The city is jammed with history. Archaeology is big here and new digs are always unearthing treasures from one era or another. You are literally walking on history wherever you go in the city.
I knew the Romans spent time in England but I did not know that 3 emperors actually ruled the Roman Empire, at least part of the time, from York.
Later, York was known as the capital city of the north. And, when William of Normandy invaded in 1066 he had such trouble with the "locals" he built to castles in York to intimidate and control them. He also burned houses and farms, killed livestock and destroyed the area north of York to such an extent that 100,000 people starved to death as a result. It is commonly acknowledged that Yorkshire has still not fully recovered from this assault on the area. For proof, check the population south of York and north of the city. Big difference.
York, as was common in the middle ages, was a walled city. However, unlike most cities, large portions of the city walls still exist and walking along them is a popular tourist and non-tourist activity.
Many of the older streets remain in the city with probably the most famous being the Shambles. The windy street is narrow, the timbered buildings almost meeting in the middle, and the road surface still cobbled.
I discovered that the timber framed houses we Americans call Tudor, a misnomer since they actually started earlier in history, were not designed to have the wooden framing timbers visible. They were to be plastered over to protect them from the elements. It was not until later, I believe the guide said the Victorian Era, were the timbers uncovered because exposing them was deemed more attractive.
York was once home to one of the largest and wealthiest monasteries in Europe, until Henry VIII closed it and began to dismantle the buildings. What remains now are the beautifully evocative ruins of part of the outside walls of the monastery's church.
York Minster, an awe inspiring Gothic cathedral that took 250 years to construct, and has a huge stained glass window: The Great East Window (the size of two tennis courts according to the guide), that is now undergoing cleaning and restoration. By law, no building in York is allowed to be higher than the Minster.

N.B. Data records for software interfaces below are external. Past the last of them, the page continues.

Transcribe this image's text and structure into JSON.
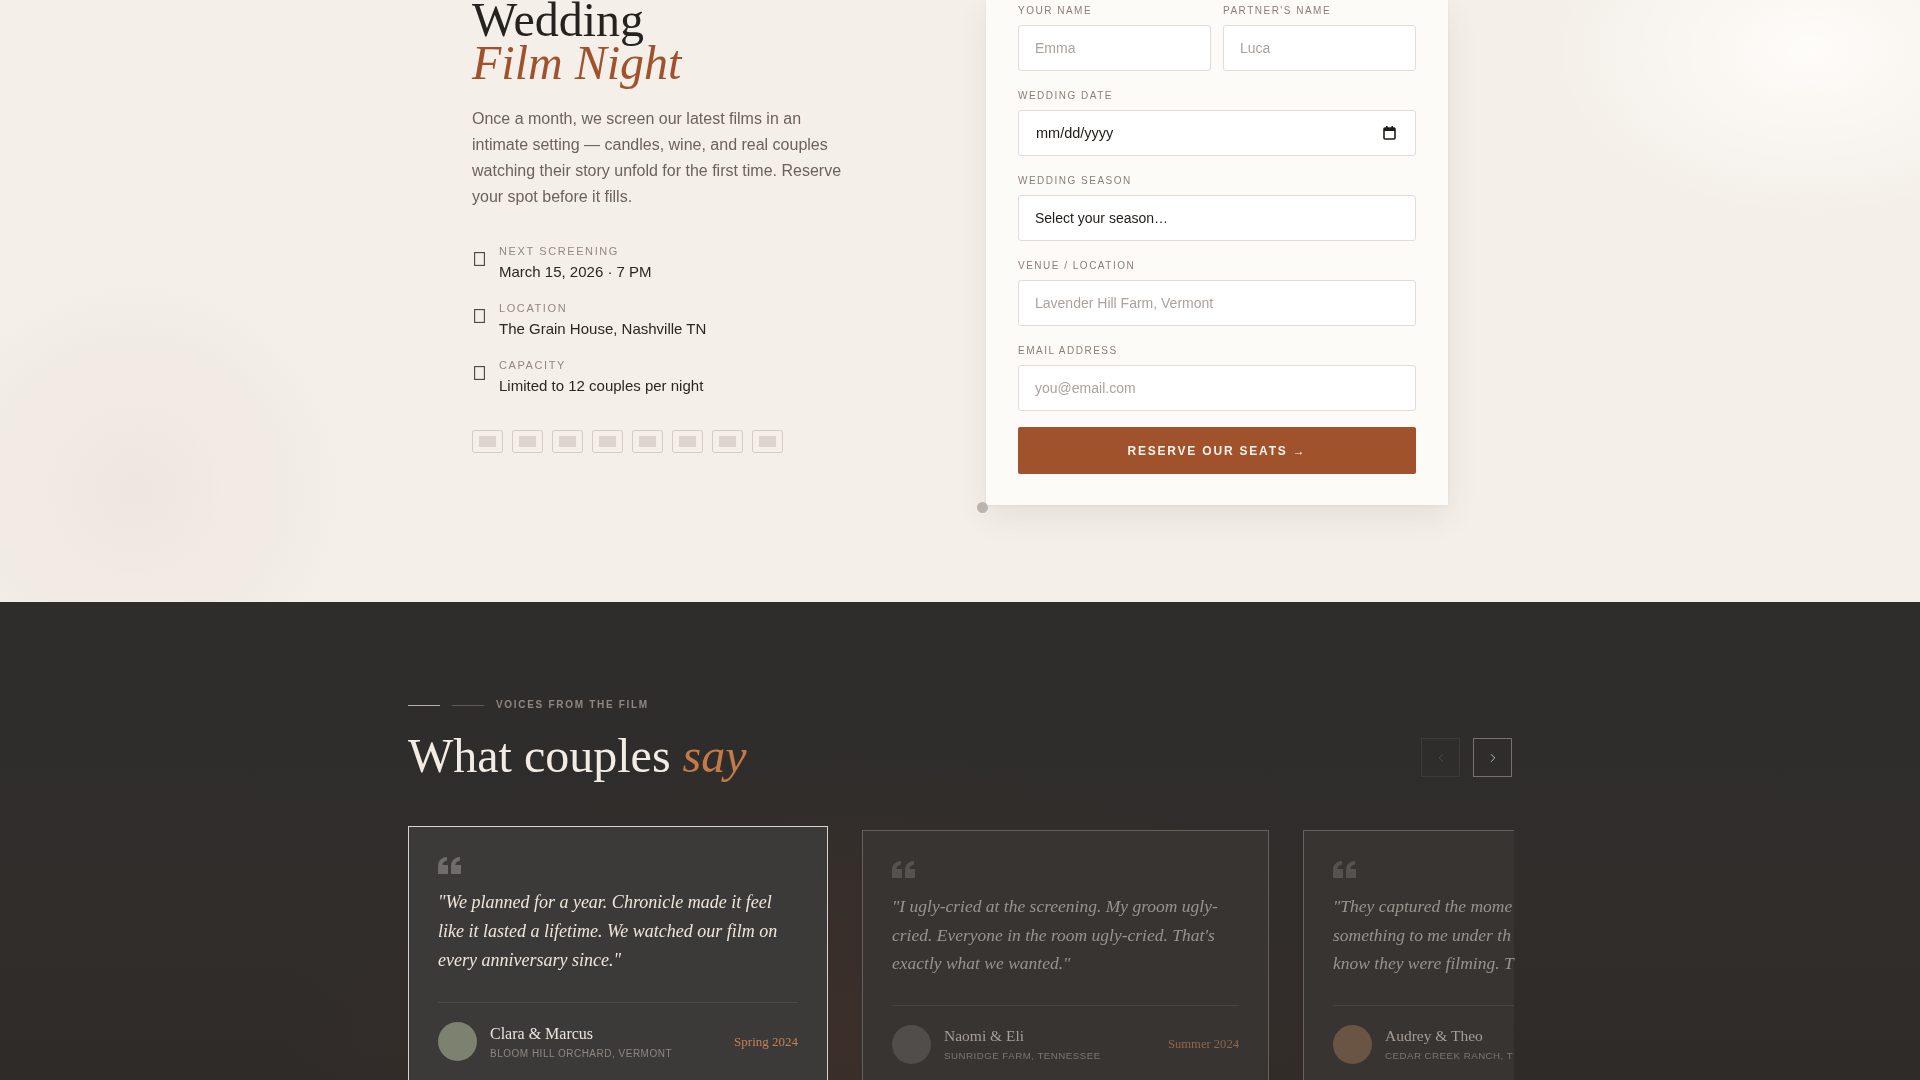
{
  "hero": {
    "title": "Wedding *Film Night*",
    "description": "Once a month, we screen our latest films in an intimate setting — candles, wine, and real couples watching their story unfold for the first time. Reserve your spot before it fills.",
    "details": [
      {
        "label": "NEXT SCREENING",
        "value": "March 15, 2026 · 7 PM"
      },
      {
        "label": "LOCATION",
        "value": "The Grain House, Nashville TN"
      },
      {
        "label": "CAPACITY",
        "value": "Limited to 12 couples per night"
      }
    ]
  },
  "form": {
    "rows": [
      [
        {
          "kind": "text",
          "label": "YOUR NAME",
          "placeholder": "Emma"
        },
        {
          "kind": "text",
          "label": "PARTNER'S NAME",
          "placeholder": "Luca"
        }
      ],
      [
        {
          "kind": "date",
          "label": "WEDDING DATE",
          "placeholder": "mm/dd/yyyy"
        }
      ],
      [
        {
          "kind": "select",
          "label": "WEDDING SEASON",
          "value": "Select your season…"
        }
      ],
      [
        {
          "kind": "text",
          "label": "VENUE / LOCATION",
          "placeholder": "Lavender Hill Farm, Vermont"
        }
      ],
      [
        {
          "kind": "email",
          "label": "EMAIL ADDRESS",
          "placeholder": "you@email.com"
        }
      ]
    ],
    "submit": "RESERVE OUR SEATS →"
  },
  "testimonials": {
    "eyebrow": "VOICES FROM THE FILM",
    "title": "What couples *say*",
    "nav": [
      {
        "kind": "prev",
        "disabled": true
      },
      {
        "kind": "next",
        "disabled": false
      }
    ],
    "cards": [
      {
        "selected": true,
        "quote": "\"We planned for a year. Chronicle made it feel like it lasted a lifetime. We watched our film on every anniversary since.\"",
        "name": "Clara & Marcus",
        "place": "BLOOM HILL ORCHARD, VERMONT",
        "season": "Spring 2024"
      },
      {
        "selected": false,
        "quote": "\"I ugly-cried at the screening. My groom ugly-cried. Everyone in the room ugly-cried. That's exactly what we wanted.\"",
        "name": "Naomi & Eli",
        "place": "SUNRIDGE FARM, TENNESSEE",
        "season": "Summer 2024"
      },
      {
        "selected": false,
        "quote": "\"They captured the mome\nsomething to me under th\nknow they were filming. T",
        "name": "Audrey & Theo",
        "place": "CEDAR CREEK RANCH, T"
      }
    ]
  }
}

The oak pews in the Minster are adorned with mice (the trademark of the carpenter who made them). It is fitting, then, that throughout the city you will find stone or metal cats perched on window sills, on the brackets for signs, climbing up the walls of buildings and sitting on roofs overlooking the city. Where there are mice there must be cats.
During some previous restoration work to shore up the Minster's foundation it was discovered that the Minster had been constructed upon the ruins of a Roman barracks and basilica. These discoveries are now on display in the Minster's Undercroft.
York is also said to be the most haunted city in Europe and evening ghost walking tours abound if you are not faint of heart. Who knows, you might experience and unexplainable icy wind or see a hooded figure of a long dead monk.
York's location on the non-tidal portion of the River Ouse allows for wonderful walks along the river's shoreline.
Part of this stretch is named in honor of Dame Judy Dench, think M in James Bond movies, who grew up and got her start here. Boat sightseeing tours are also available. Seeing the town from the water gives you a completely different perspective.
For children of all ages and chocolate lovers especially, visiting the York Chocolate Museum and discovering the history of British chocolate would be a fun afternoon. You even get to make and then eat your own special chocolate lolly. York, among others, is home to the now world famous KitKat bar.